Run the following command:
Set-OrganizationConfig -PublicComputersDetectionEnabled $true
Note: Setting this parameter to
$true won't affect the settings for the following parameters:
Task 2 - Add and create claim rules in AD FS 2.0
You must create a custom claim rule because an AD FS server relies on the presence of the
x-ms-proxy claim to detect whether user is coming from an internal or external network. When an AD FS proxy is deployed for external or public access, and if the user is coming from outside a private network, there will be an
x-ms-proxy claim sent from AD FS proxy to an AD FS server. To learn more about claim rules in AD FS, see Create a Rule to Send Claims Using a Custom Rule
On the Start Screen, type AD FS Management, and then press Enter.
In AD FS console tree, under AD FS\Trust Relationships > Relying Party Trusts and select O365 Identity Platform.
In O365 Identity Platform, click Edit Claim Rules > Add Rule > Issuance Transform Rules.
On the Select Rule Template page, under Claim rule template, select Send Claims Using a Custom Rule from the list, and then click Next.
On the Configure Rule page under Claim rule name type the display name for this rule.
Under Custom rule, input the following text:
exists ([Type == "http://schemas.microsoft.com/2012/01/requestcontext/claims/x-ms-proxy"]) => issue(Type = "http://schemas.microsoft.com/ws/2012/01/insidecorporatenetwork", Value = "false");
Next, input the following text:
NOT exists ([Type == "http://schemas.microsoft.com/2012/01/requestcontext/claims/x-ms-proxy"]) => issue(Type = "http://schemas.microsoft.com/ws/2012/01/insidecorporatenetwork", Value = "true");
In the Edit Claim Rules dialog box, click OK to save the rule.
Task 3 - Enable public attachment handling on an Outlook on the web mailbox policy
Use EAC to enable public attachment handling settings
In the EAC, click Permissions > Outlook Web App policies.
In the result pane, click the mailbox policy you want to view or configure, and click Edit.
On File Access, use the check boxes to configure the file access and viewing options for users. File access lets a user open or view the contents of files attached to an email message.
File access can be controlled based on whether a user has logged on to a public or private computer. The option for users to select private computer access or public computer access is available only when you're using forms-based authentication. All other forms of authentication default to private computer access.
Direct file access: Select this check box if you want to enable direct file access. Direct file access lets users open files attached to email messages.
Click Save to update the policy.
Use Exchange Online PowerShell to enable public attachment handling settings
Run the following command:
Set-OwaMailboxPolicy -Identity MyOWAPublicPolicy -DirectFileAccessOnPublicComputersEnabled $true -ForceWacViewingFirstOnPublicComputers $true -WacViewingOnPublicComputersEnabled $true
What you need to know about attachments?

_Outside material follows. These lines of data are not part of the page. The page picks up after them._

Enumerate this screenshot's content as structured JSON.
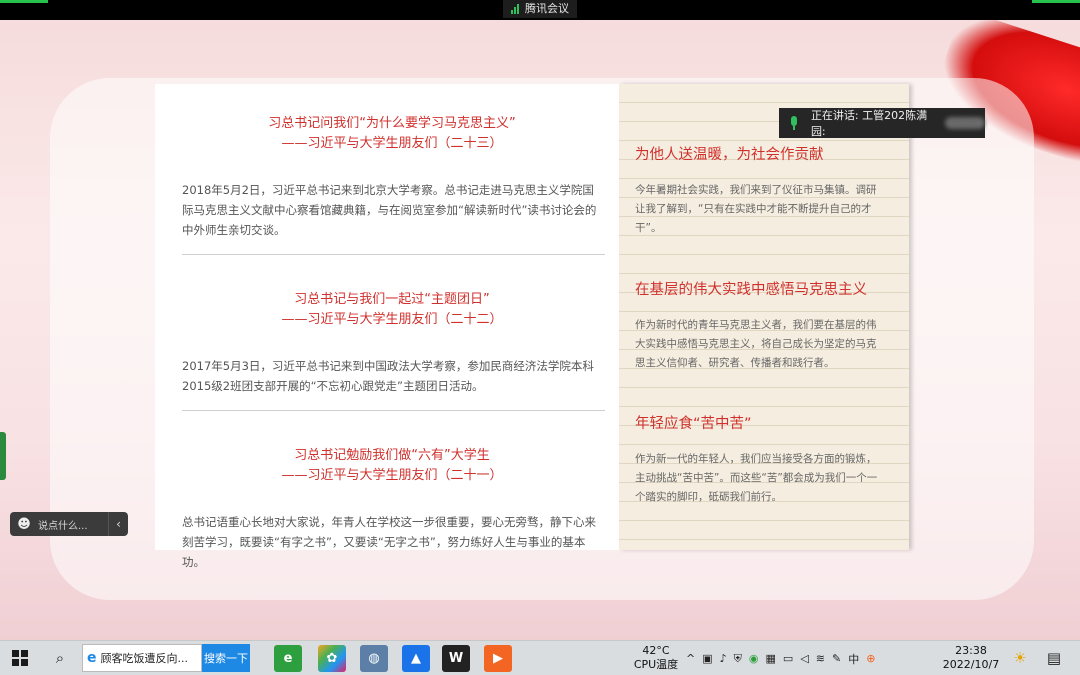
{
  "meeting": {
    "app_title": "腾讯会议",
    "speaker_label": "正在讲话: 工管202陈满园:"
  },
  "left_articles": [
    {
      "title_line1": "习总书记问我们“为什么要学习马克思主义”",
      "title_line2": "——习近平与大学生朋友们（二十三）",
      "body": "2018年5月2日，习近平总书记来到北京大学考察。总书记走进马克思主义学院国际马克思主义文献中心察看馆藏典籍，与在阅览室参加“解读新时代”读书讨论会的中外师生亲切交谈。"
    },
    {
      "title_line1": "习总书记与我们一起过“主题团日”",
      "title_line2": "——习近平与大学生朋友们（二十二）",
      "body": "2017年5月3日，习近平总书记来到中国政法大学考察，参加民商经济法学院本科2015级2班团支部开展的“不忘初心跟党走”主题团日活动。"
    },
    {
      "title_line1": "习总书记勉励我们做“六有”大学生",
      "title_line2": "——习近平与大学生朋友们（二十一）",
      "body": "总书记语重心长地对大家说，年青人在学校这一步很重要，要心无旁骛，静下心来刻苦学习，既要读“有字之书”，又要读“无字之书”，努力练好人生与事业的基本功。"
    }
  ],
  "right_sections": [
    {
      "heading": "为他人送温暖，为社会作贡献",
      "body": "今年暑期社会实践，我们来到了仪征市马集镇。调研让我了解到，“只有在实践中才能不断提升自己的才干”。"
    },
    {
      "heading": "在基层的伟大实践中感悟马克思主义",
      "body": "作为新时代的青年马克思主义者，我们要在基层的伟大实践中感悟马克思主义，将自己成长为坚定的马克思主义信仰者、研究者、传播者和践行者。"
    },
    {
      "heading": "年轻应食“苦中苦”",
      "body": "作为新一代的年轻人，我们应当接受各方面的锻炼，主动挑战“苦中苦”。而这些“苦”都会成为我们一个一个踏实的脚印，砥砺我们前行。"
    }
  ],
  "chat": {
    "placeholder": "说点什么..."
  },
  "taskbar": {
    "search_text": "顾客吃饭遭反向...",
    "search_button": "搜索一下",
    "temperature": "42°C",
    "temperature_label": "CPU温度",
    "ime_label": "中",
    "time": "23:38",
    "date": "2022/10/7"
  },
  "colors": {
    "accent_red": "#d0312d",
    "speaking_green": "#31c060"
  }
}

An attachment can be a file that's created in any program, for example, a Word document, an Excel spreadsheet, a .wav file, or a bitmap file. Users can attach or include one or more files on any item that they create in their mailbox, for example, an email message, calendar item, or contact. Outlook on the web allows you to send and receive many common files types. Continuously
Some attachments might be removed or blocked by antivirus software used by your organization, by the organization of the recipients of your email, or you might be required to save them on your computer before you can open them. By default, Outlook on the web allows you to open attached Word, Excel, PowerPoint, text files and many media files directly. The files you can open from Outlook on the web vary depending on your account settings. The following list describes the default file name extensions that you can open in Outlook on the web.
File name extensions allowed by default: